Cover crops researched to gauge use in weed control

Managing Editor

GEORGETOWN, Del. (July 4, 2017) — Cover crops get a lot of attention for their help in nutrient management but ongoing research in the University of Delaware Weed Science Program is focused on finding out how using cover crops can benefit weed control.
During last week’s Weed Science Field Day at the Carvel Research and Education Center, Dr. Mark VanGessel, Extension weed science specialist, said their weed control research relating to cover crops started about six years ago, initially focusing on its use in organic production.
In those first years, the research was helpful in seeing how cover crops fit into weed management, but focusing only on organic production was limiting, he said.
For the last two years, the weed science program has expanded its cover crop research to investigate what impact managing cover crops for weed control can have on chemical herbicide use.

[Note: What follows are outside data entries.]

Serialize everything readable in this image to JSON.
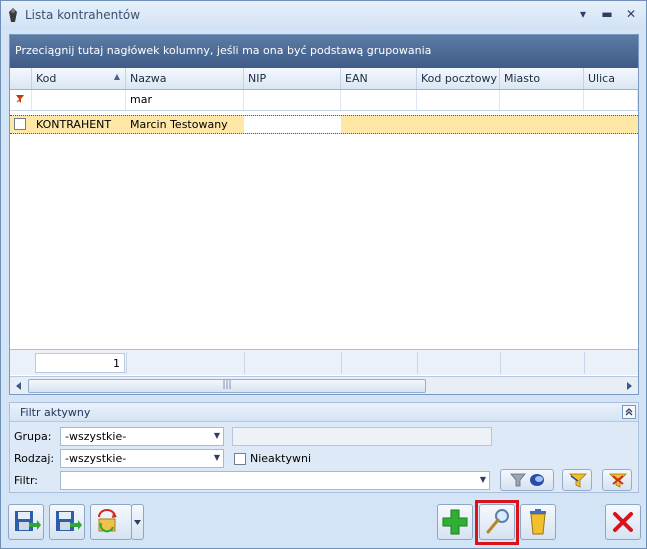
{
  "window": {
    "title": "Lista kontrahentów",
    "controls": [
      "▾",
      "▬",
      "✕"
    ]
  },
  "grid": {
    "group_panel_text": "Przeciągnij tutaj nagłówek kolumny, jeśli ma ona być podstawą grupowania",
    "columns": [
      "Kod",
      "Nazwa",
      "NIP",
      "EAN",
      "Kod pocztowy",
      "Miasto",
      "Ulica"
    ],
    "sort_indicator": "▲",
    "filter_row": {
      "nazwa": "mar"
    },
    "rows": [
      {
        "kod": "KONTRAHENT",
        "nazwa": "Marcin Testowany"
      }
    ],
    "footer_count": "1",
    "scroll_grip": "|||"
  },
  "filter_panel": {
    "title": "Filtr aktywny",
    "grupa_label": "Grupa:",
    "grupa_value": "-wszystkie-",
    "rodzaj_label": "Rodzaj:",
    "rodzaj_value": "-wszystkie-",
    "nieaktywni_label": "Nieaktywni",
    "filtr_label": "Filtr:",
    "filtr_value": ""
  },
  "colors": {
    "row_selected": "#ffe8a6",
    "highlight_box": "#d8131c",
    "accent": "#3e5c87"
  }
}
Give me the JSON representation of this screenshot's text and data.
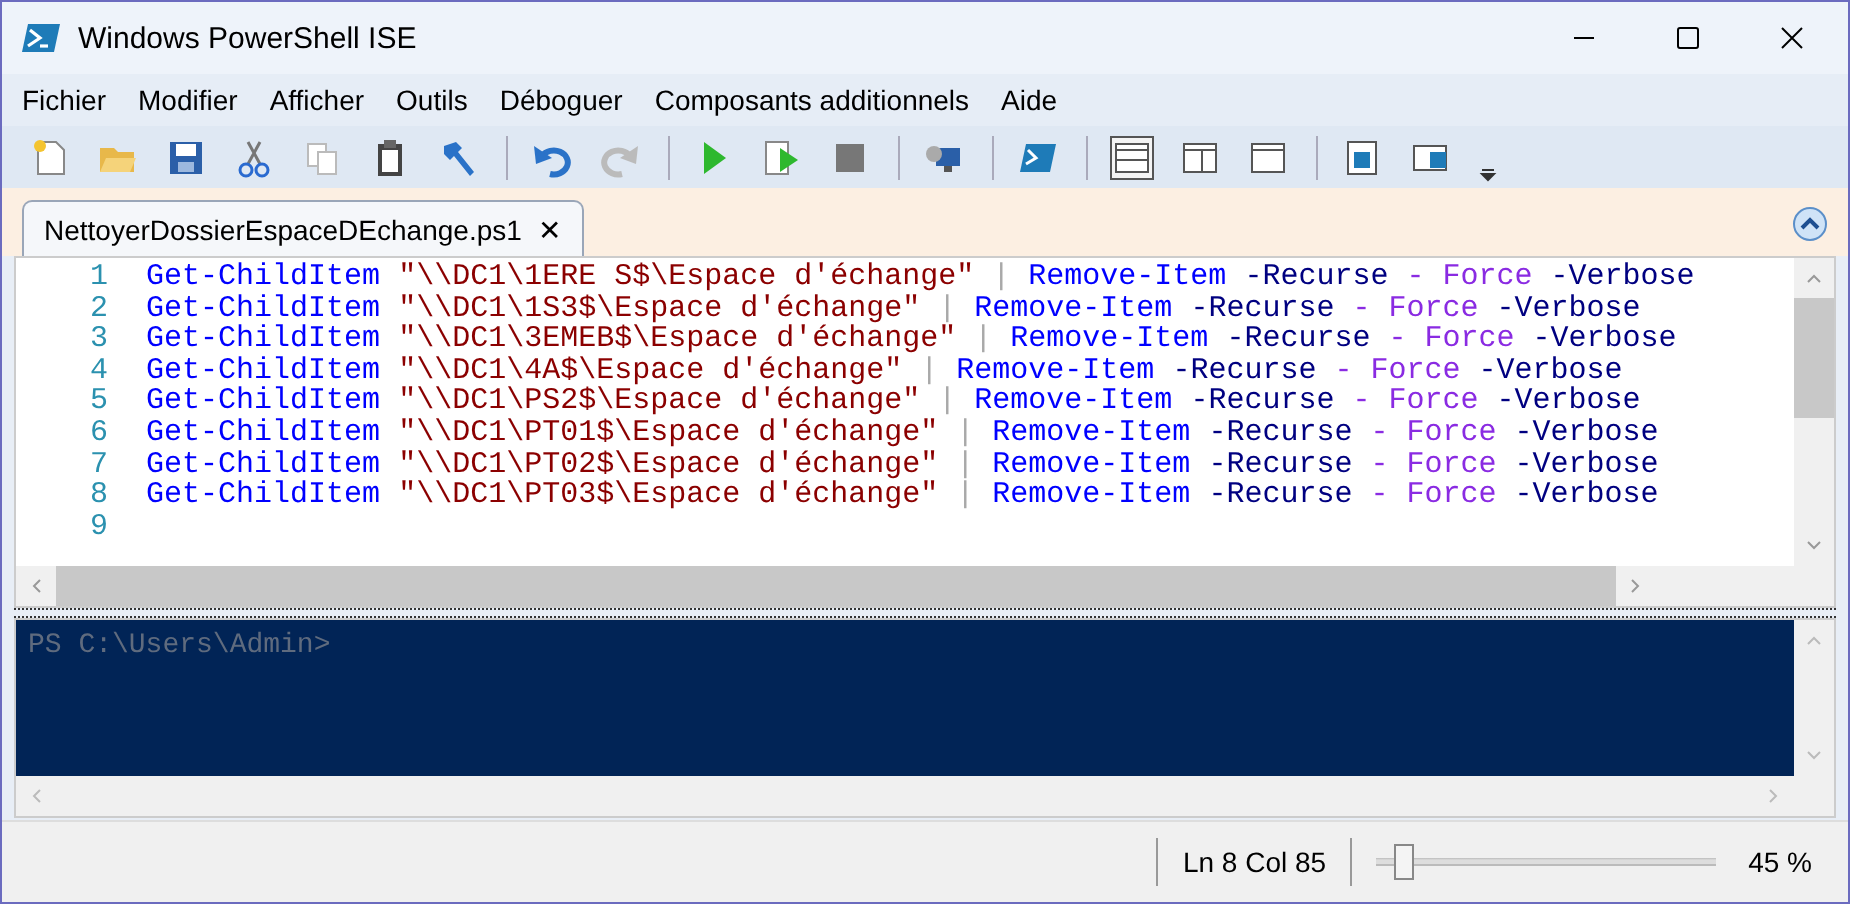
{
  "window": {
    "title": "Windows PowerShell ISE"
  },
  "menu": [
    "Fichier",
    "Modifier",
    "Afficher",
    "Outils",
    "Déboguer",
    "Composants additionnels",
    "Aide"
  ],
  "tabs": [
    {
      "label": "NettoyerDossierEspaceDEchange.ps1",
      "selected": true,
      "close": "✕"
    }
  ],
  "editor": {
    "lines": [
      {
        "number": "1",
        "tokens": [
          {
            "kind": "command",
            "text": "Get-ChildItem"
          },
          {
            "kind": "string",
            "text": "\"\\\\DC1\\1ERE S$\\Espace d'échange\""
          },
          {
            "kind": "pipe",
            "text": "|"
          },
          {
            "kind": "command",
            "text": "Remove-Item"
          },
          {
            "kind": "param",
            "text": "-Recurse"
          },
          {
            "kind": "argument",
            "text": "- Force"
          },
          {
            "kind": "param",
            "text": "-Verbose"
          }
        ]
      },
      {
        "number": "2",
        "tokens": [
          {
            "kind": "command",
            "text": "Get-ChildItem"
          },
          {
            "kind": "string",
            "text": "\"\\\\DC1\\1S3$\\Espace d'échange\""
          },
          {
            "kind": "pipe",
            "text": "|"
          },
          {
            "kind": "command",
            "text": "Remove-Item"
          },
          {
            "kind": "param",
            "text": "-Recurse"
          },
          {
            "kind": "argument",
            "text": "- Force"
          },
          {
            "kind": "param",
            "text": "-Verbose"
          }
        ]
      },
      {
        "number": "3",
        "tokens": [
          {
            "kind": "command",
            "text": "Get-ChildItem"
          },
          {
            "kind": "string",
            "text": "\"\\\\DC1\\3EMEB$\\Espace d'échange\""
          },
          {
            "kind": "pipe",
            "text": "|"
          },
          {
            "kind": "command",
            "text": "Remove-Item"
          },
          {
            "kind": "param",
            "text": "-Recurse"
          },
          {
            "kind": "argument",
            "text": "- Force"
          },
          {
            "kind": "param",
            "text": "-Verbose"
          }
        ]
      },
      {
        "number": "4",
        "tokens": [
          {
            "kind": "command",
            "text": "Get-ChildItem"
          },
          {
            "kind": "string",
            "text": "\"\\\\DC1\\4A$\\Espace d'échange\""
          },
          {
            "kind": "pipe",
            "text": "|"
          },
          {
            "kind": "command",
            "text": "Remove-Item"
          },
          {
            "kind": "param",
            "text": "-Recurse"
          },
          {
            "kind": "argument",
            "text": "- Force"
          },
          {
            "kind": "param",
            "text": "-Verbose"
          }
        ]
      },
      {
        "number": "5",
        "tokens": [
          {
            "kind": "command",
            "text": "Get-ChildItem"
          },
          {
            "kind": "string",
            "text": "\"\\\\DC1\\PS2$\\Espace d'échange\""
          },
          {
            "kind": "pipe",
            "text": "|"
          },
          {
            "kind": "command",
            "text": "Remove-Item"
          },
          {
            "kind": "param",
            "text": "-Recurse"
          },
          {
            "kind": "argument",
            "text": "- Force"
          },
          {
            "kind": "param",
            "text": "-Verbose"
          }
        ]
      },
      {
        "number": "6",
        "tokens": [
          {
            "kind": "command",
            "text": "Get-ChildItem"
          },
          {
            "kind": "string",
            "text": "\"\\\\DC1\\PT01$\\Espace d'échange\""
          },
          {
            "kind": "pipe",
            "text": "|"
          },
          {
            "kind": "command",
            "text": "Remove-Item"
          },
          {
            "kind": "param",
            "text": "-Recurse"
          },
          {
            "kind": "argument",
            "text": "- Force"
          },
          {
            "kind": "param",
            "text": "-Verbose"
          }
        ]
      },
      {
        "number": "7",
        "tokens": [
          {
            "kind": "command",
            "text": "Get-ChildItem"
          },
          {
            "kind": "string",
            "text": "\"\\\\DC1\\PT02$\\Espace d'échange\""
          },
          {
            "kind": "pipe",
            "text": "|"
          },
          {
            "kind": "command",
            "text": "Remove-Item"
          },
          {
            "kind": "param",
            "text": "-Recurse"
          },
          {
            "kind": "argument",
            "text": "- Force"
          },
          {
            "kind": "param",
            "text": "-Verbose"
          }
        ]
      },
      {
        "number": "8",
        "tokens": [
          {
            "kind": "command",
            "text": "Get-ChildItem"
          },
          {
            "kind": "string",
            "text": "\"\\\\DC1\\PT03$\\Espace d'échange\""
          },
          {
            "kind": "pipe",
            "text": "|"
          },
          {
            "kind": "command",
            "text": "Remove-Item"
          },
          {
            "kind": "param",
            "text": "-Recurse"
          },
          {
            "kind": "argument",
            "text": "- Force"
          },
          {
            "kind": "param",
            "text": "-Verbose"
          }
        ]
      },
      {
        "number": "9"
      }
    ]
  },
  "console": {
    "prompt": "PS C:\\Users\\Admin>"
  },
  "status_bar": {
    "position": "Ln 8  Col 85",
    "zoom": {
      "level": 0.05
    },
    "zoom_reading": "45 %"
  }
}
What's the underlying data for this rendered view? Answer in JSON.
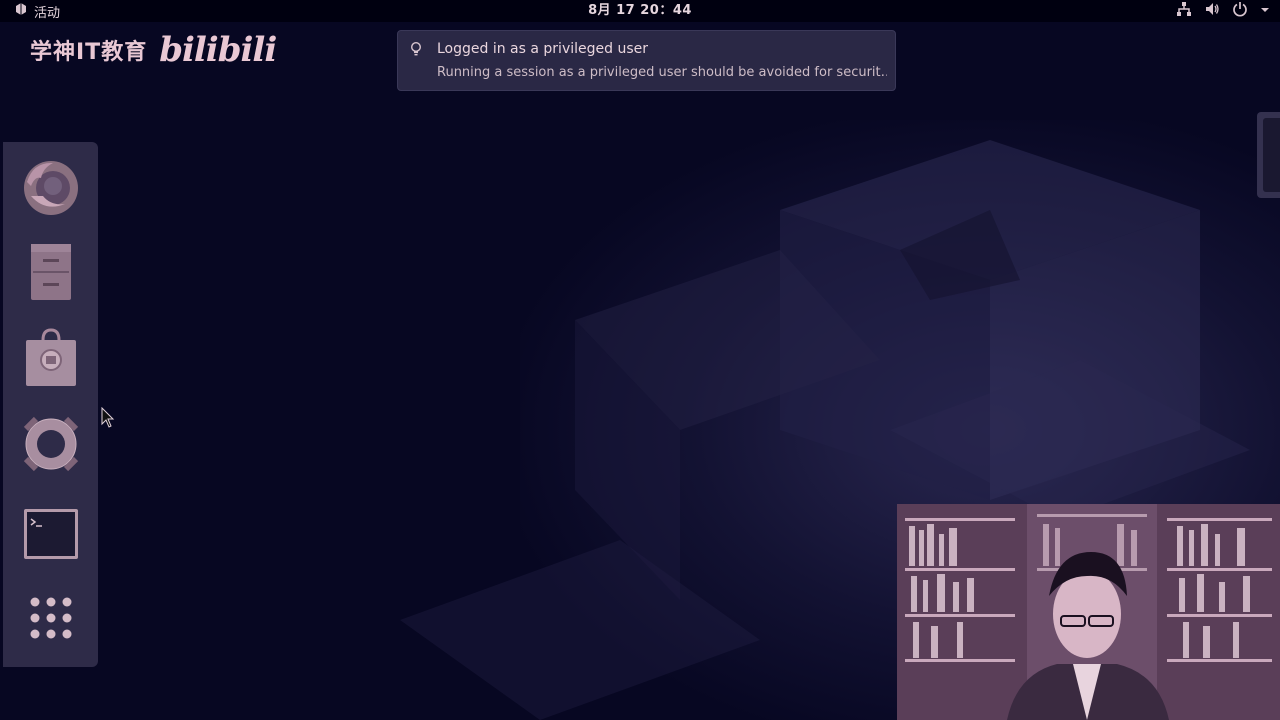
{
  "topbar": {
    "activities_label": "活动",
    "clock": "8月 17  20：44",
    "tray_icons": [
      "network-icon",
      "volume-icon",
      "power-icon",
      "chevron-down-icon"
    ]
  },
  "watermark": {
    "text": "学神IT教育",
    "logo": "bilibili"
  },
  "notification": {
    "icon": "lightbulb-icon",
    "title": "Logged in as a privileged user",
    "body": "Running a session as a privileged user should be avoided for securit…"
  },
  "dock": {
    "items": [
      {
        "name": "firefox",
        "icon": "firefox-icon"
      },
      {
        "name": "files",
        "icon": "file-cabinet-icon"
      },
      {
        "name": "software",
        "icon": "software-bag-icon"
      },
      {
        "name": "help",
        "icon": "lifebuoy-icon"
      },
      {
        "name": "terminal",
        "icon": "terminal-icon"
      },
      {
        "name": "show-applications",
        "icon": "app-grid-icon"
      }
    ]
  },
  "colors": {
    "background": "#070722",
    "topbar": "#000010",
    "dock": "#2e2b48",
    "notification": "#2a2845",
    "accent": "#e9c8d4"
  }
}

“Most famers here on the Eastern Shore and Delaware are using cover crops for nutrient management,” VanGessel said. “What we’re looking at though is how can we use them to get other benefits, in weed control particularly.”
In several trials, the research looks at variables including cover crop terminate date, planting date and pre-emergent herbicide application.
One trial focuses on cover crop termination at different times and measuring the weed pressure.
With cereal rye as the cover crop, the trial has kill times of 30, 20 and seven days before planting the cash crop. Within those time intervals, you can see a “huge difference in biomass” from the cover crops which may be significant in crowding out weeds leading up to planting a cash crop, VanGessel said.
“The thicker they are and the heavier they are, the heavier weed suppression you get,” VanGessel said, noting that letting a cover crop grow longer can bring other issues like performance of equipment.
Letting cover crops grow longer in the season for soil health benefits was the subject of a recent series of University of Maryland demonstration field days called “Delay the Burn.”
Benefits touted at the events held in May include moisture retention during dry spells and increases in organic matter, root action, infiltration and the amount of nitrogen retained in the soil profile.
A trial led by UD postdoctoral researcher Kurt Volmer aims to measure the extent at which cover crops at different growth stages intercept pre-emergent herbicide, keeping it from getting to weeds.
“That’s been a concern for a lot of growers,” VanGessel said, that longer living cover crops may reduce a herbicide’s effectiveness.
In corn, VanGessel said farmers have had concerns that following a grass cover crop with corn can suppress corn growth. So one trial is looking at corn performance behind cereal rye and barley cover crops with different termination dates.
What impact different cover crop conditions has on weed size leading up to a post-emergent herbicide application is the focus of another trial in the research. In other words, could certain cover crop methods slow weed growth enough to effect post-emergent timing and application rate?
In a general note on herbicide use, VanGessel told the field day crowd, made up mostly of crop protection company representatives, to be diligent about helping growers use the right product for the right problem.
While glyphosate may be most popular for weed control, it’s not a silver bullet, and fickle spring weather can cut down on a herbicide’s effectiveness, needing a back-up plan.
“Make sure they know how they’re going to kill it and if that doesn’t work make sure they know what they’re going to follow up with to kill it,” VanGessel said.